… What are the parameters for exploring someone’s narrative? How might I stop myself from putting my own expectations of the story on what I heard? How do familial moments of witnessing differ from professional witnessing? ... Despite my genuine interest in my mother’s answers and the interview process in general … [in working through my transcript] I discovered … I had subverted the opportunity to delve more deeply into topics if they held significance on an emotional level … [which] compromised my willingness to be present with her fully.
Kirsten Pruzek MA ’13

Listening to illness and disability narratives is nothing less than listening for another’s humanity, and listening for our own capacities as witnesses to that humanity. Such witnessing requires great strength and great humility; it requires being deeply present for another’s life journey, and to be willing to share that journey for a while. Writing about traveling with her 23-year-old best friend, who was diagnosed with stage 3 breast cancer at age 20 and is still undergoing treatment for a recurrence, Sarah Aoanan ’10 MA ’13 observes:

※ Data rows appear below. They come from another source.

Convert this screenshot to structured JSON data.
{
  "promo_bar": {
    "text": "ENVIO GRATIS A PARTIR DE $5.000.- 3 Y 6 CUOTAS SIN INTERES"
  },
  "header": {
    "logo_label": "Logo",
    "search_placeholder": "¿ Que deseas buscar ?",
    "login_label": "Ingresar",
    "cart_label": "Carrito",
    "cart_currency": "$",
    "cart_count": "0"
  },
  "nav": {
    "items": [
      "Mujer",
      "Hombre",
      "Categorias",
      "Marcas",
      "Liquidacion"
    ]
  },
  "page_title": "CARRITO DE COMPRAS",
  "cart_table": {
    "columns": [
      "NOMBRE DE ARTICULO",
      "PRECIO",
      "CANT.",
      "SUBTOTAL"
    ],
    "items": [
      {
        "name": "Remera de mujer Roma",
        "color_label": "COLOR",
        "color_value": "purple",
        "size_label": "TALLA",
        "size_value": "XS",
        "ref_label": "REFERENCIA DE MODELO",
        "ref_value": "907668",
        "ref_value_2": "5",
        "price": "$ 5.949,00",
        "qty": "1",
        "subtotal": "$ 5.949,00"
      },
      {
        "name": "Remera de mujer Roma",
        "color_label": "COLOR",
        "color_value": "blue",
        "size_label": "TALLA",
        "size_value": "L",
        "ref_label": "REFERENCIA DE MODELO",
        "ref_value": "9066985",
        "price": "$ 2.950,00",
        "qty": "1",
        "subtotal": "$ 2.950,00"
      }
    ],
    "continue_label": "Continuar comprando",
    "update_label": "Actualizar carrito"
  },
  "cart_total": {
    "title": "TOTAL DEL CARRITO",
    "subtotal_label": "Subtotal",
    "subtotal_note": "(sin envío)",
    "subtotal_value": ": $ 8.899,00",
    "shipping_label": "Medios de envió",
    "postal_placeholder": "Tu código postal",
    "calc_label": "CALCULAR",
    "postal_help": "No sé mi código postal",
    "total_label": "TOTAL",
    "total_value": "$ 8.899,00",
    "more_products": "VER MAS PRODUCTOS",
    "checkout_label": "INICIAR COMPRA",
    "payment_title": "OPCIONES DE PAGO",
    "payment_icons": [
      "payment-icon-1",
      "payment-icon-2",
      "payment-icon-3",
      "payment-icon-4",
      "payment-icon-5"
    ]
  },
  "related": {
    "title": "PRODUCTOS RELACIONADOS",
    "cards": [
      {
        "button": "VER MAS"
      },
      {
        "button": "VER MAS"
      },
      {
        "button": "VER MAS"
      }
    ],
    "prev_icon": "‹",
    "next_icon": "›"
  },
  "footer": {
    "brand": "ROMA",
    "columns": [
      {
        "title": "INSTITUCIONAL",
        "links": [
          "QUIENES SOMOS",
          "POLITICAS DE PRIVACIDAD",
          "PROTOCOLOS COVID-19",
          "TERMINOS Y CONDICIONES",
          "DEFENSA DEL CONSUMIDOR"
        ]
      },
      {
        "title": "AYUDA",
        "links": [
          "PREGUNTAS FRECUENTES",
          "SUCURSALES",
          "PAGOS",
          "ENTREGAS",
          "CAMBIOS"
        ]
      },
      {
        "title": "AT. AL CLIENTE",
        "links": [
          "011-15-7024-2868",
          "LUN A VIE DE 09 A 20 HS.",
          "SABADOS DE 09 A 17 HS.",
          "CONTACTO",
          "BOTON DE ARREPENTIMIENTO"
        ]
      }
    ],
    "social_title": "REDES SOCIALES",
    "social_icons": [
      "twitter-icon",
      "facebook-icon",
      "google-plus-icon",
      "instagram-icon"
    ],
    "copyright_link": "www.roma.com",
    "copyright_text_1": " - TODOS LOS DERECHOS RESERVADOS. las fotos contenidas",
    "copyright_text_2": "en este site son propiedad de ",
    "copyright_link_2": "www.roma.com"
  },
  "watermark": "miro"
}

“… The trips we’ve gone on are a kind of soul rejuvenation. There is always a meditative, prayerful aspect. Bora Bora is a worship place in Tahitian mythology, Lourdes is a holy place for Catholics, and the archaeological ruins in Belize are Mayan temples. Although we have never fully acknowledged our trips as having purpose, they are understood pilgrimages.”

Teaching too is a process of witnessing: witnessing the stories of my students and the stories that others share with them. Accompanying my Sarah Lawrence students’ journeys witnessing illness and disability stories is a sort of narrative pilgrimage, one in which I learn, and learn how much I have left to learn; one in which the teacher perpetually becomes the student.

Originally trained in pediatrics and public health, Sayantani DasGupta, MD, MPH, has taught in SLC’s Health Advocacy Program since 2001. She also teaches in the Master’s Program in Narrative Medicine at Columbia University. She is the co-author of a book of Bengali folk tales, the author of a memoir about race and gender in medical education, and the co-editor of an award-winning book of women’s illness narratives, Stories of Illness and Healing: Women Write Their Bodies.